1 - “Did you go to school for Creative Writing?”
2 - “Do you have to have a degree in writing to get published?”
3 - “Have you taken classes in writing?”
4 - “Will you be my mentor?”
First, the short versions.
1 - No. I was a history major.
2 - No. It’s one way to get published, but not the only way. Not even the most common way.
3 - No. Well, not technically. More on that in a bit.
4 - No. But thanks for asking. I barely have enough time to make breakfast in the morning, but maybe this blog will count for something?
Now, the long version. No, I did not get a creative writing degree. I did try, once, to take a creative writing class at my college, but they told me my writing wasn’t promising enough and turned me away. I wasn’t crushed. I was a writer and I was going to learn how to write no matter what.
Yesterday, I was having my blood drawn for a physical, and the lady drawing my blood asked me about how I became a writer (because everyone enjoys a little career chit-chat as their life blood swirls into a collection of tubes). Did I go to school for it? Did I take classes? How did I know about the business? Was it anything like the X-Factor? As I tried to explain my process, she grew more convinced it was a happy accident and I realized that it sounded an awful lot like I just decided to become a writer and then got magically published in a cosmic lottery.
This, of course, does not happen.
And I think what I should have told her is this: You don’t need a creative writing degree, but you do need a writing education.
These are not necessarily the same thing.
Warning: For a brief moment, I’m going to get on a soap box. I don’t usually do that on the blog, especially when it’s anything that can be construed as even vaguely political. I don’t like pretending I know any better than anyone else how to solve the world’s problems. I’m just a girl who eats cookies for breakfast and thinks a ’73 Camaro is a perfectly reasonable business vehicle.

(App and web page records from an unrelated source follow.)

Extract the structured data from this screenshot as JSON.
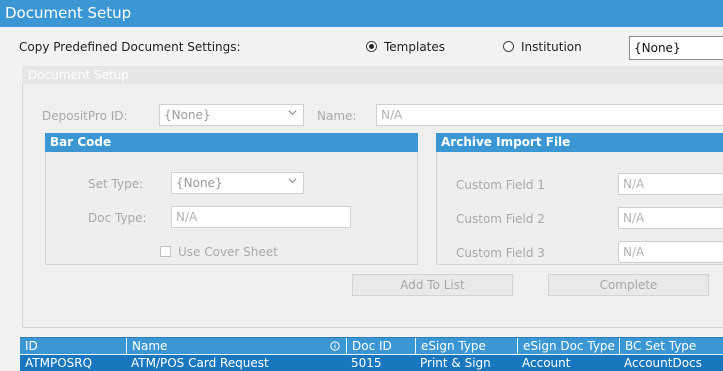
{
  "window": {
    "title": "Document Setup"
  },
  "copy_section": {
    "label": "Copy Predefined Document Settings:",
    "options": [
      {
        "label": "Templates",
        "checked": true
      },
      {
        "label": "Institution",
        "checked": false
      }
    ],
    "selected_value": "{None}"
  },
  "document_setup": {
    "header": "Document Setup",
    "depositpro_label": "DepositPro ID:",
    "depositpro_value": "{None}",
    "name_label": "Name:",
    "name_placeholder": "N/A"
  },
  "bar_code": {
    "header": "Bar Code",
    "set_type_label": "Set Type:",
    "set_type_value": "{None}",
    "doc_type_label": "Doc Type:",
    "doc_type_placeholder": "N/A",
    "cover_sheet_label": "Use Cover Sheet",
    "cover_sheet_checked": false
  },
  "archive_import": {
    "header": "Archive Import File",
    "fields": [
      {
        "label": "Custom Field 1",
        "placeholder": "N/A"
      },
      {
        "label": "Custom Field 2",
        "placeholder": "N/A"
      },
      {
        "label": "Custom Field 3",
        "placeholder": "N/A"
      }
    ]
  },
  "actions": {
    "add_to_list": "Add To List",
    "complete": "Complete"
  },
  "table": {
    "columns": [
      "ID",
      "Name",
      "Doc ID",
      "eSign Type",
      "eSign Doc Type",
      "BC Set Type"
    ],
    "rows": [
      [
        "ATMPOSRQ",
        "ATM/POS Card Request",
        "5015",
        "Print & Sign",
        "Account",
        "AccountDocs"
      ]
    ]
  },
  "icons": {
    "chevron": "chevron-down-icon",
    "info": "info-icon"
  },
  "colors": {
    "accent": "#3b97d3",
    "selected_row": "#1977bf"
  }
}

However, when it comes to this topic, I think I’m qualified to talk about it.
The thing modern education has gotten really wrong is this: ignoring the fact that there are 4,000 ways to competency. 100,000 ways to competency. One million ways to competency. One of the dumbest things ever decided was that a piece of paper with a college name on it made one person’s skill set better than someone else’s.
That piece of paper often means something. But the lack of it often doesn’t.

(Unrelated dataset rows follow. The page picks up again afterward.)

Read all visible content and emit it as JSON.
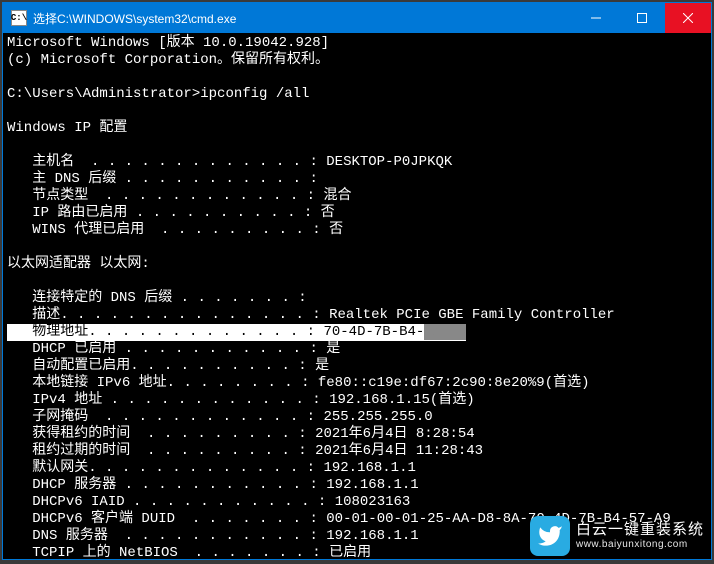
{
  "window": {
    "title": "选择C:\\WINDOWS\\system32\\cmd.exe"
  },
  "banner": {
    "line1": "Microsoft Windows [版本 10.0.19042.928]",
    "line2": "(c) Microsoft Corporation。保留所有权利。"
  },
  "prompt": {
    "path": "C:\\Users\\Administrator>",
    "command": "ipconfig /all"
  },
  "sections": {
    "ip_config_header": "Windows IP 配置",
    "host": {
      "labels": {
        "hostname": "主机名",
        "primary_dns_suffix": "主 DNS 后缀",
        "node_type": "节点类型",
        "ip_routing": "IP 路由已启用",
        "wins_proxy": "WINS 代理已启用"
      },
      "values": {
        "hostname": "DESKTOP-P0JPKQK",
        "primary_dns_suffix": "",
        "node_type": "混合",
        "ip_routing": "否",
        "wins_proxy": "否"
      }
    },
    "adapter_header": "以太网适配器 以太网:",
    "adapter": {
      "labels": {
        "conn_dns_suffix": "连接特定的 DNS 后缀",
        "description": "描述",
        "physical_address": "物理地址",
        "dhcp_enabled": "DHCP 已启用",
        "autoconfig_enabled": "自动配置已启用",
        "link_local_ipv6": "本地链接 IPv6 地址",
        "ipv4_address": "IPv4 地址",
        "subnet_mask": "子网掩码",
        "lease_obtained": "获得租约的时间",
        "lease_expires": "租约过期的时间",
        "default_gateway": "默认网关",
        "dhcp_server": "DHCP 服务器",
        "dhcpv6_iaid": "DHCPv6 IAID",
        "dhcpv6_duid": "DHCPv6 客户端 DUID",
        "dns_servers": "DNS 服务器",
        "tcpip_netbios": "TCPIP 上的 NetBIOS"
      },
      "values": {
        "conn_dns_suffix": "",
        "description": "Realtek PCIe GBE Family Controller",
        "physical_address_visible": "70-4D-7B-B4-",
        "dhcp_enabled": "是",
        "autoconfig_enabled": "是",
        "link_local_ipv6": "fe80::c19e:df67:2c90:8e20%9(首选)",
        "ipv4_address": "192.168.1.15(首选)",
        "subnet_mask": "255.255.255.0",
        "lease_obtained": "2021年6月4日 8:28:54",
        "lease_expires": "2021年6月4日 11:28:43",
        "default_gateway": "192.168.1.1",
        "dhcp_server": "192.168.1.1",
        "dhcpv6_iaid": "108023163",
        "dhcpv6_duid": "00-01-00-01-25-AA-D8-8A-70-4D-7B-B4-57-A9",
        "dns_servers": "192.168.1.1",
        "tcpip_netbios": "已启用"
      }
    }
  },
  "watermark": {
    "cn": "白云一键重装系统",
    "url": "www.baiyunxitong.com"
  }
}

It’s convenient to put your average muggle through four years of college and expect that they’ll come out the other side equally educated in a specific field, ready to join the workforce. But if you take 50 teens who all want to be history majors, for instance, and put them through four years of college, at the end, you will not have fifty equally-educated graduates. Because some of them will be slackers. Some of them will be naturally talented teachers, but terrible at remembering dates. Some of them will excel at research, but only about 14th century Scotland. Some of them will be great public speakers, but terrible writers. Some of them will be have spent their childhood learning everything that college was going to teach them and will emerge no more clever or skilled than they were at the beginning.

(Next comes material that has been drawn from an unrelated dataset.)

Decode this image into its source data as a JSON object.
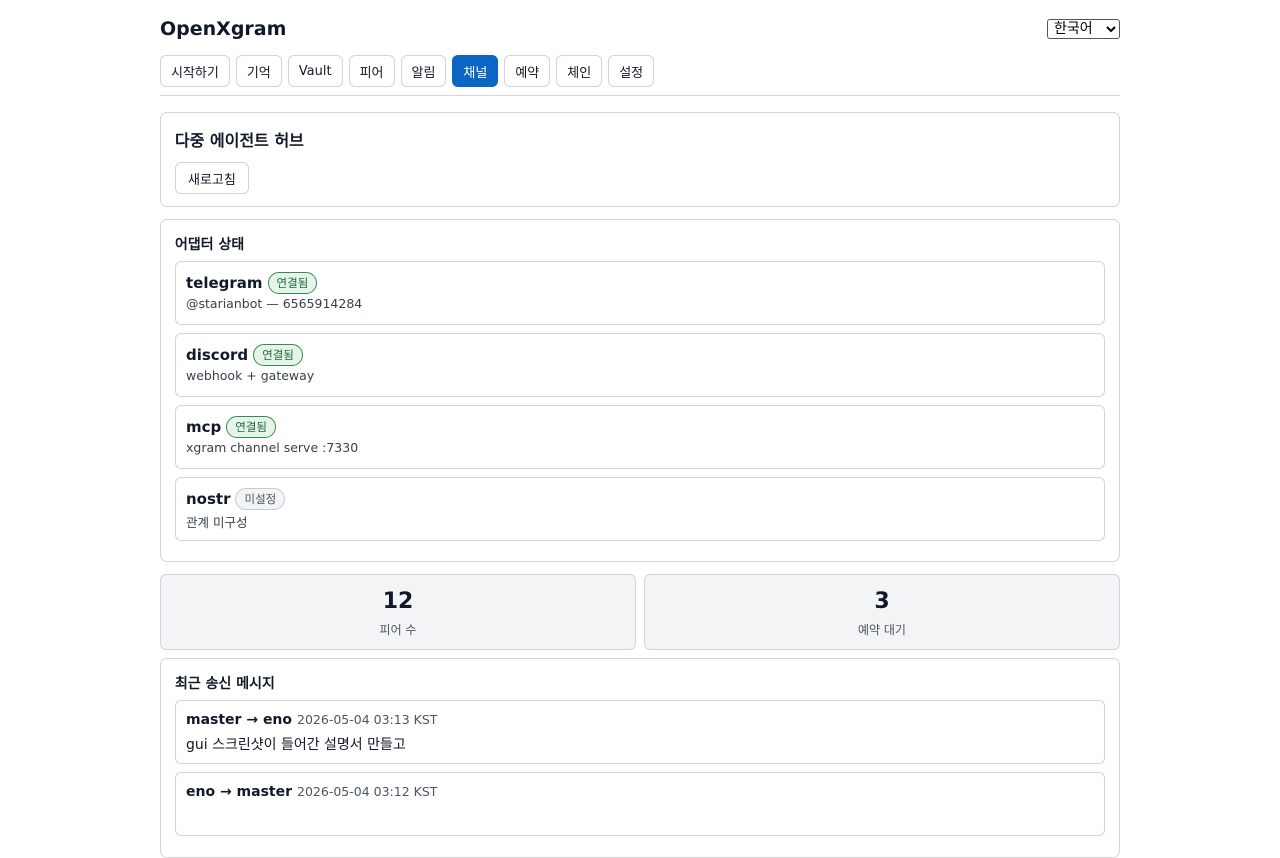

And some people will skip college and go on to be more successful than any of those grads.
How? How!? My sister read and chatted with me about OUTLIERS: The Story of Success, by Malcolm Gladwell. In it, he talks about the 10,000 hour rule — he postulates that it takes 10,000 hours of practice to become an expert in any field. I think this is key. You need to learn everything you can about not only writing, but reading, and everything you can find out about the industry and business. I would say that 10,000 hours of writing sounds about right. But I think that there are lots of ways to accomplish those hours. You can self teach. You can apprentice. You can take classes. You can workshop. You can get a writing critique partner. You can steal someone else’s brain. The only thing that is standard-issue about a writing education is that it must happen in order to be successful. If you want a piece of paper saying you did it, that’s your business, but no one else’s.
Here is my education. I found it this week while I was looking for my social security card. It was a folder of some of my writing from before the age of 17: each of those pieces of paper represents a novel I wrote back then. I spent several hours every
evening writing, and when I wasn’t writing, I was reading, and when I wasn’t reading, I was living — riding horses, showing dogs, having a band, making trouble. You have to have something to write about, after all.
I reckon before I post this, I should emphasize that I have nothing against degrees in Creative Writing. If you think you need one to keep you motivated or to structure your education, go for it. But it’s not the way I learn. And I’d wager in some cases it can do more harm to an introverted creative person’s psyche than good. But the most important thing is: they’re pretty much invisible when it comes to getting your book published. Your education, however you manage it, is the process: the book is the result. Agents, editors, readers: they don’t care how you got there, just that you did.